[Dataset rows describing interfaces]
◇ ◇ ◇

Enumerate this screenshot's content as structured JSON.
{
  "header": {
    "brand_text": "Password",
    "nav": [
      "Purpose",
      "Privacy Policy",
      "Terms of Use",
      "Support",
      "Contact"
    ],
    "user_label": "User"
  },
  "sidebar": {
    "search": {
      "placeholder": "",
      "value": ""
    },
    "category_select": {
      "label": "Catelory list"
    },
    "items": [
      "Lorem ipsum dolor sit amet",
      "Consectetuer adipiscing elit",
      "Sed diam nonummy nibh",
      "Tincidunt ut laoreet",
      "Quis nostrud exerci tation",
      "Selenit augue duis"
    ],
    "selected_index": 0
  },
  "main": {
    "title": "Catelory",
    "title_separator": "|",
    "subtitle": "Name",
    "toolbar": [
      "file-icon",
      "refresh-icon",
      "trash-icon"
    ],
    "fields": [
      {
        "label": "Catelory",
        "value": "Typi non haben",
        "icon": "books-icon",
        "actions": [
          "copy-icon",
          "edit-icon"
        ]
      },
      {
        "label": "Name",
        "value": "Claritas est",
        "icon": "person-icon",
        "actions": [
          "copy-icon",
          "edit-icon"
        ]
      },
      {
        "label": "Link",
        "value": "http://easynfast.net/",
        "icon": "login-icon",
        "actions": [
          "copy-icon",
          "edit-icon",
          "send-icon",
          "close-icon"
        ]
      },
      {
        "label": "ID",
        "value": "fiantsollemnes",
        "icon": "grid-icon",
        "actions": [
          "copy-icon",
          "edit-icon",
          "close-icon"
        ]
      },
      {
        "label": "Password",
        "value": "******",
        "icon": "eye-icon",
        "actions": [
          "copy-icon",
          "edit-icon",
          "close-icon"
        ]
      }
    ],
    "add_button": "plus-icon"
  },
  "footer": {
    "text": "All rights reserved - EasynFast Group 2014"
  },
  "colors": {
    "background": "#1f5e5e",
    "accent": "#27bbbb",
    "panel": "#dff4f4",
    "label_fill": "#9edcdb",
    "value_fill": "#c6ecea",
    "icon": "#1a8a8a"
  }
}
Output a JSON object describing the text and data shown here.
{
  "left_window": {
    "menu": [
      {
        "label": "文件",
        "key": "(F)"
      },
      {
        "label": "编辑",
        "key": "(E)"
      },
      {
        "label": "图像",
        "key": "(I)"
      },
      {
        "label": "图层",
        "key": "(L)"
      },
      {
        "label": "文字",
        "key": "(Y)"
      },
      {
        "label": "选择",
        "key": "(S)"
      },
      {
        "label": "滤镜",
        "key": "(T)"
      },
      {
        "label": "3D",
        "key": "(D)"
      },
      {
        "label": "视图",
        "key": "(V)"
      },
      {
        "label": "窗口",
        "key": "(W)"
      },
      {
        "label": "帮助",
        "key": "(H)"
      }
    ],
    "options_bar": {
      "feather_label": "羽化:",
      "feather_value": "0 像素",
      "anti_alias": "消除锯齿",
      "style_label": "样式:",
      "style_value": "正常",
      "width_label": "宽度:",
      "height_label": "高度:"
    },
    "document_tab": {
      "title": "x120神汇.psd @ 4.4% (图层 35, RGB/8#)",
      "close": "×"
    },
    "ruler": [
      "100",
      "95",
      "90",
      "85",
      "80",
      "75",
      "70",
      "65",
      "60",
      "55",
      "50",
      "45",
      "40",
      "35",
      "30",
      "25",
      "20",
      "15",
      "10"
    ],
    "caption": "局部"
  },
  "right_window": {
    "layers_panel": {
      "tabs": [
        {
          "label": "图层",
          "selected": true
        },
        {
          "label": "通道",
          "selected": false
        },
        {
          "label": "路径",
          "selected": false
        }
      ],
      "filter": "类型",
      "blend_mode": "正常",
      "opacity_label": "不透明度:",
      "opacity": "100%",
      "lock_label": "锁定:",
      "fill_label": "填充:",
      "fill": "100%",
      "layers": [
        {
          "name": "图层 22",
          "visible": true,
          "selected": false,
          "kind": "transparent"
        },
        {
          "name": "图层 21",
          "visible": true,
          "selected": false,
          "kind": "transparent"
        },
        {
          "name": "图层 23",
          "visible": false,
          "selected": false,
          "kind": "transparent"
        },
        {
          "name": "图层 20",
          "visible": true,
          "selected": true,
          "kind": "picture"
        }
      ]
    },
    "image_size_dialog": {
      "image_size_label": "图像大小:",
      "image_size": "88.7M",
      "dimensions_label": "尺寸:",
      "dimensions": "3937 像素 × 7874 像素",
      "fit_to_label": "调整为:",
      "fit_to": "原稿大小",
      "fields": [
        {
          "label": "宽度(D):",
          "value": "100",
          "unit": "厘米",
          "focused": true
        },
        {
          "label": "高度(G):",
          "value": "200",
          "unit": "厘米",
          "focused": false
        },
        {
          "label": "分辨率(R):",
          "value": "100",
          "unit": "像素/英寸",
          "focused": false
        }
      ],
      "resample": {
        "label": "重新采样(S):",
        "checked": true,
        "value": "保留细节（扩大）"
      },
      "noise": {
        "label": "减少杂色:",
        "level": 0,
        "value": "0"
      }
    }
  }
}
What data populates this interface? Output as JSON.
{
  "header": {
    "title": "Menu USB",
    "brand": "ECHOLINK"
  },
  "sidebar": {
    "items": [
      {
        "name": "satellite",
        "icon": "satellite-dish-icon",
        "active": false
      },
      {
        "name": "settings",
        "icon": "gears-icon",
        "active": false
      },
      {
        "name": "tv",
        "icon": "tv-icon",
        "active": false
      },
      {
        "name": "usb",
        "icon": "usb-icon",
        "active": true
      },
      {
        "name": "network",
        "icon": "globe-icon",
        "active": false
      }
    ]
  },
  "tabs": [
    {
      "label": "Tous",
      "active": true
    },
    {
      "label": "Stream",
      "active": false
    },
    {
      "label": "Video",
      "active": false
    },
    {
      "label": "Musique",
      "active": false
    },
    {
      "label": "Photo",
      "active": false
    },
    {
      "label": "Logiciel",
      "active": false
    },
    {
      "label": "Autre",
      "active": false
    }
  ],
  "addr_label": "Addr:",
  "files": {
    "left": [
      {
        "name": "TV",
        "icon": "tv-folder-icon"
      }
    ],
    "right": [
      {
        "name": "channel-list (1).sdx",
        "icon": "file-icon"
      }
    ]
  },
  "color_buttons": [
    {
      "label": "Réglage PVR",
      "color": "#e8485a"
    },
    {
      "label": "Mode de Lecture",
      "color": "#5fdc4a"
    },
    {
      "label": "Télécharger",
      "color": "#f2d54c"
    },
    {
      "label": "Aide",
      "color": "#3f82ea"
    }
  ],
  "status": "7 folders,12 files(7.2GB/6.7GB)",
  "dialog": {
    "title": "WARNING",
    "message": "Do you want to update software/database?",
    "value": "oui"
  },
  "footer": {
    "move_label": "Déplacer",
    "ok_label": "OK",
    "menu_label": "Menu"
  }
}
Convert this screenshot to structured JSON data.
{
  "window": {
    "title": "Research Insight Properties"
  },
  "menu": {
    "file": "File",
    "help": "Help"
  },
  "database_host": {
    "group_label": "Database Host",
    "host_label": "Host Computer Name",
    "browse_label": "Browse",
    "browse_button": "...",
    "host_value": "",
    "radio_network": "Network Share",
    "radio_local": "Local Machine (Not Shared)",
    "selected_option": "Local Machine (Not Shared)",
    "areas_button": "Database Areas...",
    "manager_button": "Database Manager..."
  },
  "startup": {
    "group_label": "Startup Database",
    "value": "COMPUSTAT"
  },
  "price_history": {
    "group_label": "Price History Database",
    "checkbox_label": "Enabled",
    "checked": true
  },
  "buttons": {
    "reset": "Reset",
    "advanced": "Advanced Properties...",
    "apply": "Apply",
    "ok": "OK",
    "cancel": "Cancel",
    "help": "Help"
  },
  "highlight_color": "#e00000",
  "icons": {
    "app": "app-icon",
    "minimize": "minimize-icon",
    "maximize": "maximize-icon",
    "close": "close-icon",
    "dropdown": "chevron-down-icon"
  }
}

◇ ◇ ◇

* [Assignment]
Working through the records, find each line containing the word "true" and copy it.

* [Solution]
          "selected": true
          "visible": true,
          "visible": true,
          "visible": true,
          "selected": true,
          "focused": true
        "checked": true,
        "active": true
      "active": true
    "checked": true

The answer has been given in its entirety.